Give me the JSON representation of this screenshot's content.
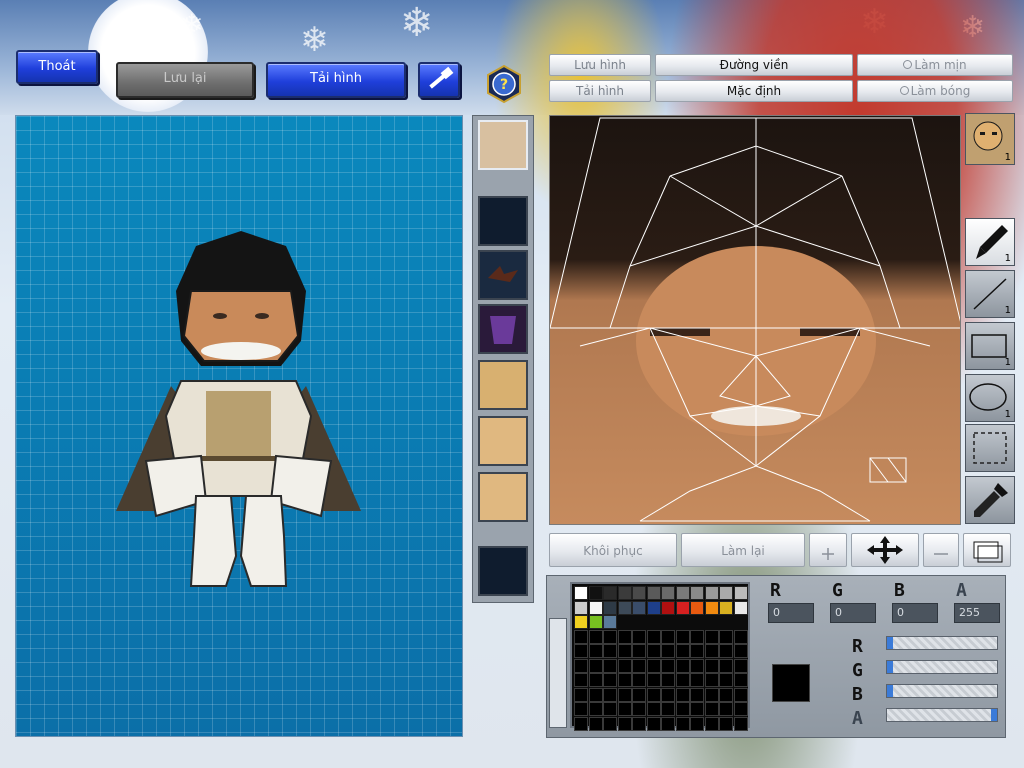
{
  "top_left_buttons": {
    "exit": "Thoát",
    "save": "Lưu lại",
    "reload": "Tải hình"
  },
  "face_toolbar": {
    "save_image": "Lưu hình",
    "load_image": "Tải hình",
    "outline": "Đường viền",
    "default": "Mặc định",
    "smooth": "Làm mịn",
    "shade": "Làm bóng"
  },
  "tools": {
    "portrait_count": "1",
    "brush_count": "1",
    "line_count": "1",
    "rect_count": "1",
    "ellipse_count": "1"
  },
  "edit_bar": {
    "restore": "Khôi phục",
    "redo": "Làm lại"
  },
  "color": {
    "r_value": "0",
    "g_value": "0",
    "b_value": "0",
    "a_value": "255",
    "r_label": "R",
    "g_label": "G",
    "b_label": "B",
    "a_label": "A",
    "current_color": "#000000",
    "sliders": {
      "r": 0,
      "g": 0,
      "b": 0,
      "a": 255
    },
    "palette_row1": [
      "#ffffff",
      "#111111",
      "#2a2a2a",
      "#3b3b3b",
      "#4a4a4a",
      "#5a5a5a",
      "#6a6a6a",
      "#7a7a7a",
      "#8a8a8a",
      "#9a9a9a",
      "#aaaaaa",
      "#bbbbbb"
    ],
    "palette_row2": [
      "#cccccc",
      "#f5f5f5",
      "#2e3a46",
      "#3d4a58",
      "#3a4d6a",
      "#1e3f8a",
      "#b01010",
      "#d62020",
      "#e85a10",
      "#f08a10",
      "#d8b020",
      "#e8e8e8"
    ],
    "palette_row3": [
      "#f0d020",
      "#78c020",
      "#5a7a9a"
    ]
  }
}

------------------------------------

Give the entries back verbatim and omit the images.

_TASK RESPONSE_
Give me the JSON representation of this screenshot's content.
{
  "top_left_buttons": {
    "exit": "Thoát",
    "save": "Lưu lại",
    "reload": "Tải hình"
  },
  "face_toolbar": {
    "save_image": "Lưu hình",
    "load_image": "Tải hình",
    "outline": "Đường viền",
    "default": "Mặc định",
    "smooth": "Làm mịn",
    "shade": "Làm bóng"
  },
  "tools": {
    "portrait_count": "1",
    "brush_count": "1",
    "line_count": "1",
    "rect_count": "1",
    "ellipse_count": "1"
  },
  "edit_bar": {
    "restore": "Khôi phục",
    "redo": "Làm lại"
  },
  "color": {
    "r_value": "0",
    "g_value": "0",
    "b_value": "0",
    "a_value": "255",
    "r_label": "R",
    "g_label": "G",
    "b_label": "B",
    "a_label": "A",
    "current_color": "#000000",
    "sliders": {
      "r": 0,
      "g": 0,
      "b": 0,
      "a": 255
    },
    "palette_row1": [
      "#ffffff",
      "#111111",
      "#2a2a2a",
      "#3b3b3b",
      "#4a4a4a",
      "#5a5a5a",
      "#6a6a6a",
      "#7a7a7a",
      "#8a8a8a",
      "#9a9a9a",
      "#aaaaaa",
      "#bbbbbb"
    ],
    "palette_row2": [
      "#cccccc",
      "#f5f5f5",
      "#2e3a46",
      "#3d4a58",
      "#3a4d6a",
      "#1e3f8a",
      "#b01010",
      "#d62020",
      "#e85a10",
      "#f08a10",
      "#d8b020",
      "#e8e8e8"
    ],
    "palette_row3": [
      "#f0d020",
      "#78c020",
      "#5a7a9a"
    ]
  }
}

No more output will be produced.